For example, SIGHASH_ANYPREVOUT could allow commitment transactions to be signed with SIGHASH_ANYONECANPAY, allowing RBF fee bumping by adding additional inputs if needed. Of course, this potentially invites problems such as transaction pinning.

Thanks goes to Brandon Black for pointing out this issue.

Anchor Outputs Are a Danger to Mining Decentralization

Since Anchor Outputs are so much less efficient than RBF — about 2x the cost — they pose a significant danger to mining decentralization because of out-of-band fee payment. The problem is that if you have an anchor-using transaction that you need to get mined, it costs twice as much blockspace to get the transaction mined via the intended mechanism — the anchor output — as it does by getting a miner to include the transaction without the anchor output spend.

Some large miners are already accepting out-of-band payments for transactions, allowing you to pay them directly to get your transaction mined; only large miners can reasonably offer this service, as only large miners find blocks sufficiently frequently to make out-of-band fee payments worthwhile. Decentralized mining pools such as P2Pool and Braidpool have absolutely no hope of being able to offer out-of-band fee payments at all.

Since a typical anchor-output using Lightning channel takes 2x more block space, a large miner could easily offer out-of-band fee payments at, say, a 25% discount, giving them a substantial 25% premium over their smaller competitors. Given that mining pool fees are highly competitive, on the order of 1% or 2%, being able to earn a 25% premium over your competitors is an enormous advantage. With Lightning, offering this as a service in an automated, convenient, way would be quite easy to implement.

We must not build protocols that put decentralized mining at a disadvantage. On this basis alone, there is a good argument that V3 transactions and ephemeral anchor outputs should not be implemented.

Protocol Design

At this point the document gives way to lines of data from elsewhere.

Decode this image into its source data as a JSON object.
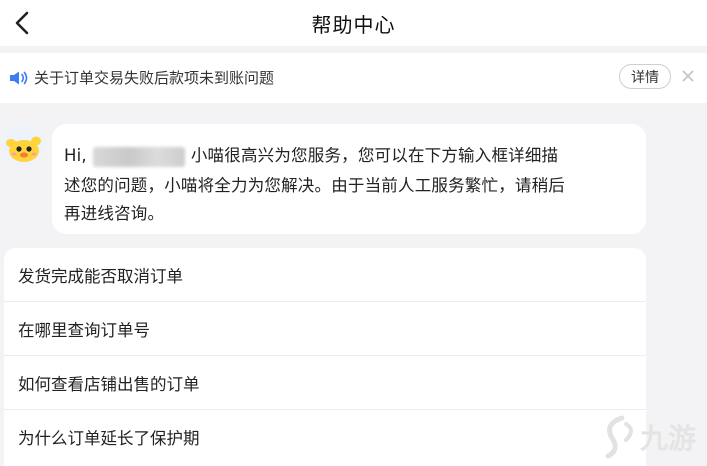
{
  "header": {
    "title": "帮助中心"
  },
  "notice": {
    "text": "关于订单交易失败后款项未到账问题",
    "details_label": "详情"
  },
  "bot_message": {
    "greeting": "Hi,",
    "line1_rest": "小喵很高兴为您服务，您可以在下方输入框详细描",
    "line2": "述您的问题，小喵将全力为您解决。由于当前人工服务繁忙，请稍后",
    "line3": "再进线咨询。"
  },
  "faq": [
    {
      "label": "发货完成能否取消订单"
    },
    {
      "label": "在哪里查询订单号"
    },
    {
      "label": "如何查看店铺出售的订单"
    },
    {
      "label": "为什么订单延长了保护期"
    }
  ],
  "watermark": {
    "text": "九游"
  },
  "icons": {
    "back": "chevron-left-icon",
    "speaker": "speaker-icon",
    "close": "close-icon",
    "avatar": "mascot-avatar-icon"
  }
}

We as a community should ask how such an inefficient proposal, with significant potential harm to mining decentralization, has managed to progress as far as it has. The V3 transactions pull-reqs have been around in various forms for over a year now without a BIP or any real design documents. In particular, the author recently admitted8 that their understanding of the size of a typical Lightning commitment transaction was dramatically wrong, leading to the V3 transaction pinning problem mentioned above.

With complex protocol decisions such as this, we should not rush into implementing code. We should identify actual use-cases and work through the efficiency and implications of these use-cases. The documentation around V3 transactions accessible via the pull-req simply does not have that kind of analysis at the moment; as far as I’m aware, I’m the first person to properly compare it to other solutions.


  1. Package relay should probably be added to Bitcoin Core. CPFP is useful outside of contracting protocols, for example, to bump the fees of payments sent to you. The alternative in those cases is to either get the sender to bump fees — not always practical — or use out-of-band fee payment. Secondly, Lightning has already shipped anchor channels, which would benefit immediately from CPFP.
  2. Existing usage of anchor outputs should be phased out due to the above-mentioned miner decentralization risks; new anchor output support should not be added to new protocols or Bitcoin Core.
  3. V3 transactions should not be be shipped at the moment. It has no compelling use-cases right now without ephemeral outputs, which should be discouraged, and in its current form is still vulnerable to transaction pinning.


  1. [Lightning-dev] The remote anchor of anchor channels is redundant, Peter Todd, lightning-dev mailing list, 2023-12-13 

  2. https://github.com/jonasnick/musig-benchmark 

  3. https://github.com/tarcieri/rust-secp256k1-ecdsa-bench 

  4. In the case of interactive joint signature protocols like MuSig2, remember that “counter signing” simply means completing the last step of the signing process. 

  5. Assuming 1 taproot input (musig), 2 taproot outputs, and one ephemeral anchor output. 

  6. Assuming 1 ephemeral anchor spend, 1 taproot input, and 1 taproot output. 

  7. Introducing the new Phoenix: a 3rd generation self-custodial Lightning wallet 

  8. “Let’s say N is 1000vB. AFAIK commitment transactions aren’t usually smaller than this”